The problem:
Within the lines below, find those that hold the string "Products" and copy each one.

━━ Material for this task ━━

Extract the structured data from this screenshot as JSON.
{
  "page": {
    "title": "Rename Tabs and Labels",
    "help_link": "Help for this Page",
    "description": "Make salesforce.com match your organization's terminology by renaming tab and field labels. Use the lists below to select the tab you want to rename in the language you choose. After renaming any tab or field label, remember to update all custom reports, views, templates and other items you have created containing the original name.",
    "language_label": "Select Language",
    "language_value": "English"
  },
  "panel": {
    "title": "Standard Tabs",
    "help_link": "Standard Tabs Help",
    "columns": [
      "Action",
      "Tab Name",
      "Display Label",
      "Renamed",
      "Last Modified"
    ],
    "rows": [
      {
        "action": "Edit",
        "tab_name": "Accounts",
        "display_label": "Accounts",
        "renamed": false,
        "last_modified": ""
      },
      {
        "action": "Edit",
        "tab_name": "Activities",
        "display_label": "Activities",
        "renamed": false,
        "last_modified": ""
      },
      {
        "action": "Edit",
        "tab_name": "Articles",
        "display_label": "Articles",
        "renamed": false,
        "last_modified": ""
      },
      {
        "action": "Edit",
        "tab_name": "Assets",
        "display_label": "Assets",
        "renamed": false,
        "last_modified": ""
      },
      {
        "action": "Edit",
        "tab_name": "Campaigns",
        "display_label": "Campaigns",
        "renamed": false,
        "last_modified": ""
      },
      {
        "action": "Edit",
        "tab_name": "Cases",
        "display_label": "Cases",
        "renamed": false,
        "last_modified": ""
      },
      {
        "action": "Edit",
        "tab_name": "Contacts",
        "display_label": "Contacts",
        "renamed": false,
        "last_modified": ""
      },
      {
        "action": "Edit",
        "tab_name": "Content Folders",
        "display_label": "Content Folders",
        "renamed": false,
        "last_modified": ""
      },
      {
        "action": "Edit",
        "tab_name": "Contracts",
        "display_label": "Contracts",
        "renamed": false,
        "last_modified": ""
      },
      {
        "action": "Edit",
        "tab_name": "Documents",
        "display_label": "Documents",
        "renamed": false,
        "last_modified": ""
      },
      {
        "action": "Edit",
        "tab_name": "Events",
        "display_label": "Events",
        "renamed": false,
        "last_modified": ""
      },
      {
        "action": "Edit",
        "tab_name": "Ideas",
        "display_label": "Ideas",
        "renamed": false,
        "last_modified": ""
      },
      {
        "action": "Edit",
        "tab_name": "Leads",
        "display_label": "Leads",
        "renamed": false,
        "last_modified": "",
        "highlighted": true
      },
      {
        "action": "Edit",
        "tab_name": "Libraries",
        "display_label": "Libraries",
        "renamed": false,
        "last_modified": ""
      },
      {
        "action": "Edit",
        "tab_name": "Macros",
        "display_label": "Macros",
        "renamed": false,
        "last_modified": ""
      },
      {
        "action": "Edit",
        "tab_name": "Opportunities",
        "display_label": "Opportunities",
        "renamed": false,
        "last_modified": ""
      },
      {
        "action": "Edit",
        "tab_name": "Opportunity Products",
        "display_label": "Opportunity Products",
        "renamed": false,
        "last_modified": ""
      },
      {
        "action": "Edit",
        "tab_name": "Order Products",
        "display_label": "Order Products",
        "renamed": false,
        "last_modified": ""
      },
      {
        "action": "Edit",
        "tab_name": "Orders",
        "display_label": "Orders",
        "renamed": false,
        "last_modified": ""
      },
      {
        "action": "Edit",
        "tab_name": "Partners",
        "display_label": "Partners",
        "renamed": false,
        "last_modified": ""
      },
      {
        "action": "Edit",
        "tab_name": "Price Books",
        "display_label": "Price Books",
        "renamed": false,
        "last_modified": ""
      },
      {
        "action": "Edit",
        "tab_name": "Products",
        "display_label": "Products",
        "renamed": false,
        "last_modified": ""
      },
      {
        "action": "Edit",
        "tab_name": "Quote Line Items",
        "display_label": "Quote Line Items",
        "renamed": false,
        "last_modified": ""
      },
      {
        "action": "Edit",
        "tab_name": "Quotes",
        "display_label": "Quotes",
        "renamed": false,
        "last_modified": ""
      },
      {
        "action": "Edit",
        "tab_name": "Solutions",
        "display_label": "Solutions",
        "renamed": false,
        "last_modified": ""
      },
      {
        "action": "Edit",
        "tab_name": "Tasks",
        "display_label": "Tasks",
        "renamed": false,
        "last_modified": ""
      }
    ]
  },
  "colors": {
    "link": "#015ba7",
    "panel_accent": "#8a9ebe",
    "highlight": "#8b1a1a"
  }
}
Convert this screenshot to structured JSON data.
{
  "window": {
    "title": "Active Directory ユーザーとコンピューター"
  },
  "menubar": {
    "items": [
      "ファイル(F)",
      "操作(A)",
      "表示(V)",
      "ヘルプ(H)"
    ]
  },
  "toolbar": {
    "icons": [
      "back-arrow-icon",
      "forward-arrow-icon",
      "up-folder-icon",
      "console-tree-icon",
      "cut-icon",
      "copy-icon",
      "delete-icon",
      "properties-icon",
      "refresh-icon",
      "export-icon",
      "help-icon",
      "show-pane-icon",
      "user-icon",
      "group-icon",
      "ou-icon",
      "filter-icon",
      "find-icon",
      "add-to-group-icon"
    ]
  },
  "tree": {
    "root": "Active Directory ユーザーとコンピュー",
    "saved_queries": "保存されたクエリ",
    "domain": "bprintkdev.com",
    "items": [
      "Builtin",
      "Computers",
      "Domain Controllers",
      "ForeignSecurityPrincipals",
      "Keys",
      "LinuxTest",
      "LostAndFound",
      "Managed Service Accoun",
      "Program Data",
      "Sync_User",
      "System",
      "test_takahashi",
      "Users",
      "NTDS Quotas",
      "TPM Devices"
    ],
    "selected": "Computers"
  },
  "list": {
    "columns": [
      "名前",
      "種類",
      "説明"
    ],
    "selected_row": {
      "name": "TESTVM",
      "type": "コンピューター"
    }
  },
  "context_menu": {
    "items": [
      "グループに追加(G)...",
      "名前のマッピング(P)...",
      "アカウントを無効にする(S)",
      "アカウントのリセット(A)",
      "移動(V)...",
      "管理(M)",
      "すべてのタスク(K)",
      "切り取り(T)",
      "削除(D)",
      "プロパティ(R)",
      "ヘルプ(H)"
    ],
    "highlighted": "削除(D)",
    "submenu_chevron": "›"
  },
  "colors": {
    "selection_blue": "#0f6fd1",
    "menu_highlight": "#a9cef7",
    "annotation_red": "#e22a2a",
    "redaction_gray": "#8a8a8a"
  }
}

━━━

Exercise output:
        "tab_name": "Opportunity Products",
        "display_label": "Opportunity Products",
        "tab_name": "Order Products",
        "display_label": "Order Products",
        "tab_name": "Products",
        "display_label": "Products",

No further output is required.